With his Texas drawl, boots and bolo tie, LBJ always seemed much more suited to life on the ranch than life in Washington.

Zachary Taylor

When the former Major General of the US Army moved into the White House, he took his beloved warhorse Old Whitey with him. It's said that Old Whitey would often graze in the White House lawn and it was common for visitors to pluck a hair or two for a lovely parting gift. 5. Andrew Jackson Old Hickory had a famous thirst for gambling and bred his own racing horses on his Tennessee estate, the Hermitage. When he left Nashville for Washington he brought his stables with him, and the White House actually became a fully functioning breeding, training and racing operation. Awesome.

Ronald Reagan

Courtesy of the Ronald Reagan Foundation and Library Though he played one in the movies, Reagan was quite the cowboy himself and without question the most equine adept modern President. He rode in the cavalry and was so advanced in the saddle that when he would sneak out for rides while in office, the secret service struggled to find a suitable agent with the ability keep up.

Ulysses S. Grant

Grant is considered by some to be the greatest pure equestrian to ever hold the ultimate office. His natural touch and feel with horses was evident from an early age and his riding ability made him a standout at West Point and later the US Army he would eventually control. He was known as a fearless rider in the saddle who could break even the most fiery of colts. Grant's most famous horse, Cincinnati, was the son of the great thoroughbred stallion Lexington, and was his preferred means of transportation during the Civil War.

Teddy Roosevelt

While many Presidents were accomplished riders and breeders, no one embraced the horsemen life quite like Teddy. His rugged cowboy persona was more than just political posturing, it embodied what he called his approach to “the strenuous life.” In 1898, he helped establish the 1st United States Volunteer Cavalry, famously known as the Rough Riders, to assist in the Spanish-American War. Even while in office, Roosevelt did not neglect his cowboy ways. When White House officials tried to give him an automobile for state duties, he famously refused: “The Roosevelt's are horse people,” he remarked. Damn right, Ted. Roosevelt was so serious about his riding that anyone invited to accompany him on the trails was given a printed copy of his Rules of the Road. Here they are, courtesy of the White House Historical Association: Roosevelt's Rules of the Road: First: The president will notify whom he wishes to ride with him. The one notified will take position on the left of the president and keep his right stirrup back of the president's left stirrup. Second: Those following will keep not less than ten yards in the rear of the president. Third: When the president asks anyone in the party to ride with him the one at his side should at once retire to the rear.
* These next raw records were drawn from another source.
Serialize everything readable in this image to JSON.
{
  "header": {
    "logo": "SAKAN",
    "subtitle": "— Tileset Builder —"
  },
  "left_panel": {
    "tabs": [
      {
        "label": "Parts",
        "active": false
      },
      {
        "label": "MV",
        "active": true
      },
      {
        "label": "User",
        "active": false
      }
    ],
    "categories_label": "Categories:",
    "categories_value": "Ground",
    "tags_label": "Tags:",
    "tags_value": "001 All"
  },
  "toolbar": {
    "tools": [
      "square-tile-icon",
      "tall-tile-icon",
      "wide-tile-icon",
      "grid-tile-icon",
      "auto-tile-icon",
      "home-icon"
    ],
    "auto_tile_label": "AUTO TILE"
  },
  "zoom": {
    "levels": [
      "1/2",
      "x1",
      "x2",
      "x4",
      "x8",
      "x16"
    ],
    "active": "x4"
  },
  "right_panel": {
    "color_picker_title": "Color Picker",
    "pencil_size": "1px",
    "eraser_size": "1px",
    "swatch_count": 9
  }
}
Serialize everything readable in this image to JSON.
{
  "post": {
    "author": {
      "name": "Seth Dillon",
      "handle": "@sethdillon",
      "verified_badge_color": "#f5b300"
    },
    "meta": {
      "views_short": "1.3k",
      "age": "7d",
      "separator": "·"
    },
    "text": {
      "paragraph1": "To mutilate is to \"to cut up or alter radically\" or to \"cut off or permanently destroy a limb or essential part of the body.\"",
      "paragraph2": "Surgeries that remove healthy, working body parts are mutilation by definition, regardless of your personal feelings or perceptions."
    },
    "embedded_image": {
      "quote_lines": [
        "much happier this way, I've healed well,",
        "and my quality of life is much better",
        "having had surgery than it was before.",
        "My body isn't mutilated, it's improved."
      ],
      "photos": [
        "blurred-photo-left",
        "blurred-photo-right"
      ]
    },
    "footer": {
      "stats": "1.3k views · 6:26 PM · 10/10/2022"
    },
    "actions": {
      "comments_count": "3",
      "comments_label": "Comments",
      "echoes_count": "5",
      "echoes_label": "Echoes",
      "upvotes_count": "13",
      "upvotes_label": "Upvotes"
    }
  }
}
Salutes should be returned only by the president, except by those in the rear. Anyone unable to control his horse should withdraw to the rear.
First posted: , 2015
Last update: Aug 12, 2015